Data about app and page elements:
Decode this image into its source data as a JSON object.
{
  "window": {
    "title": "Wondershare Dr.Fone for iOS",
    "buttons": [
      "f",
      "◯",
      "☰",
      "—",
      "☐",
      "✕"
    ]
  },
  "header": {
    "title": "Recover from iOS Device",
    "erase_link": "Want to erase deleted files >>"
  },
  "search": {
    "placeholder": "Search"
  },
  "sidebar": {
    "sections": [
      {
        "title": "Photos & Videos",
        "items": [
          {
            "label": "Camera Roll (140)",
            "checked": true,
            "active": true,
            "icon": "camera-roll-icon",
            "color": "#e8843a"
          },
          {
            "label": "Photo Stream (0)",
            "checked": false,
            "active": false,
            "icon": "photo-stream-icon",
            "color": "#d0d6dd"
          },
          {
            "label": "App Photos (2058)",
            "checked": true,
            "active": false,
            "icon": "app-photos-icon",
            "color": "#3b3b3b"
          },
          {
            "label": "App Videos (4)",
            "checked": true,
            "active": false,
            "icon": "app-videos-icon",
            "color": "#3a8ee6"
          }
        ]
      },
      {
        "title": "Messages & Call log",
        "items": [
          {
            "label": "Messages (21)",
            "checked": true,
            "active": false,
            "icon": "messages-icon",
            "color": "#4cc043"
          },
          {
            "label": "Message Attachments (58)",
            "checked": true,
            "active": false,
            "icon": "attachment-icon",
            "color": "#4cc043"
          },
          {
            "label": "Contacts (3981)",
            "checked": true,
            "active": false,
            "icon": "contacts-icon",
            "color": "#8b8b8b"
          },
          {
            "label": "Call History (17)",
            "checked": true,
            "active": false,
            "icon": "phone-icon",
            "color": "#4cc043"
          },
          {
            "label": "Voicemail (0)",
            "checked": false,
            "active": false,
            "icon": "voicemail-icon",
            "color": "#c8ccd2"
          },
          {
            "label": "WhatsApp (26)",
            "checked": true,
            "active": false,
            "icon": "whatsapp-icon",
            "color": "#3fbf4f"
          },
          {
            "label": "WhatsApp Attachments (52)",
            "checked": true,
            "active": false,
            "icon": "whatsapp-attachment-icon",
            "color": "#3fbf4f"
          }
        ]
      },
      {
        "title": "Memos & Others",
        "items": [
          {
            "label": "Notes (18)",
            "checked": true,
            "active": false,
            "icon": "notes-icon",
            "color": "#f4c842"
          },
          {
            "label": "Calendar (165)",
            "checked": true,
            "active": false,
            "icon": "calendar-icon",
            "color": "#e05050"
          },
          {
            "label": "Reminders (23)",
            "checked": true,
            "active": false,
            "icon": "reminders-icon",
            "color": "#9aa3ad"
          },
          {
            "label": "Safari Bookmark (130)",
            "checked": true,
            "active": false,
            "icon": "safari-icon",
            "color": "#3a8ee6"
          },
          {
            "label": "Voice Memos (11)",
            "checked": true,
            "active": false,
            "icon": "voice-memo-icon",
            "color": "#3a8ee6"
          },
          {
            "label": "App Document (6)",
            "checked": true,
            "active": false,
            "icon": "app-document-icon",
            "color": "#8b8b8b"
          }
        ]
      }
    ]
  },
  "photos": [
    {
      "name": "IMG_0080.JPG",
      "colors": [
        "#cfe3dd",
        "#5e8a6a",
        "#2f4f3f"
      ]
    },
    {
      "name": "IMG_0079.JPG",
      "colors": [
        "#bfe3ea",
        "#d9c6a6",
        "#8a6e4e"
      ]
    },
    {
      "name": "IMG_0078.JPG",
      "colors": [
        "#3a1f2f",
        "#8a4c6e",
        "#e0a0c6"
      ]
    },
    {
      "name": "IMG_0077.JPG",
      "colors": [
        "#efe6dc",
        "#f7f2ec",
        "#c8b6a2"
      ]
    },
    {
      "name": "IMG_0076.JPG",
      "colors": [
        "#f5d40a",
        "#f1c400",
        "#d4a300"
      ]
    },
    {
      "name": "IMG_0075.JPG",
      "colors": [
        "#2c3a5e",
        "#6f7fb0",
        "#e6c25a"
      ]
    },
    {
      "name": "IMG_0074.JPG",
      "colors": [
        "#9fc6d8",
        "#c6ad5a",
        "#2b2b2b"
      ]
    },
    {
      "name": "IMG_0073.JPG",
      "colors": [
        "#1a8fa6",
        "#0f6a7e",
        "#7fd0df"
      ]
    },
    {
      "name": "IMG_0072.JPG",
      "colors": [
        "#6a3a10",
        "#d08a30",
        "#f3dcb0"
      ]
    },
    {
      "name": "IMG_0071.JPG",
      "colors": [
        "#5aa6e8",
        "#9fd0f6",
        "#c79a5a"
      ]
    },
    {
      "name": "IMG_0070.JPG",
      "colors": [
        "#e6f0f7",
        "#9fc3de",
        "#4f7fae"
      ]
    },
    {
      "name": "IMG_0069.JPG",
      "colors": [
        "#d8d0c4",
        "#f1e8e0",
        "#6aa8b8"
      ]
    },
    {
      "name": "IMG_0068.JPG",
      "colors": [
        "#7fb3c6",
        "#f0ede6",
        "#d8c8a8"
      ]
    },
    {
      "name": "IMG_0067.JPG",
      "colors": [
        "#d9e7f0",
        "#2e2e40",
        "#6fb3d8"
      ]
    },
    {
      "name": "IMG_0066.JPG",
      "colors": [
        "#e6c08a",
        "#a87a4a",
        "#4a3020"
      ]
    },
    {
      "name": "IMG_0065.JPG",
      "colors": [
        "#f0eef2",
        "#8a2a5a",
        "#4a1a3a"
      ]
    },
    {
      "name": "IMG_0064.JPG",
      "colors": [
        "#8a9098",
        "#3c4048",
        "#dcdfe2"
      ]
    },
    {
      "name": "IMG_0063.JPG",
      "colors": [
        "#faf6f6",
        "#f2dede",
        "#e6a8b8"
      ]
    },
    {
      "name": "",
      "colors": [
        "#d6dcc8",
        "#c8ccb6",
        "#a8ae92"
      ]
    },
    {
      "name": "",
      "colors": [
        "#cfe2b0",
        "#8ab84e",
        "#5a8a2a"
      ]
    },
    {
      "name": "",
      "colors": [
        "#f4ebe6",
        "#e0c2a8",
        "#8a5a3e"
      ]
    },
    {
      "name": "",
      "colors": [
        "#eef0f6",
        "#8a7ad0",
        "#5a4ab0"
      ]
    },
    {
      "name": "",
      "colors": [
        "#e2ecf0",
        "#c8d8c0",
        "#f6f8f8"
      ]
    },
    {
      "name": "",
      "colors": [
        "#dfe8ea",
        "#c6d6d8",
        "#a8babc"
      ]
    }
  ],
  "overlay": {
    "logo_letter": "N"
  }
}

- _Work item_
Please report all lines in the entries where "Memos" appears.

- _Written reply_
        "title": "Memos & Others",
            "label": "Voice Memos (11)",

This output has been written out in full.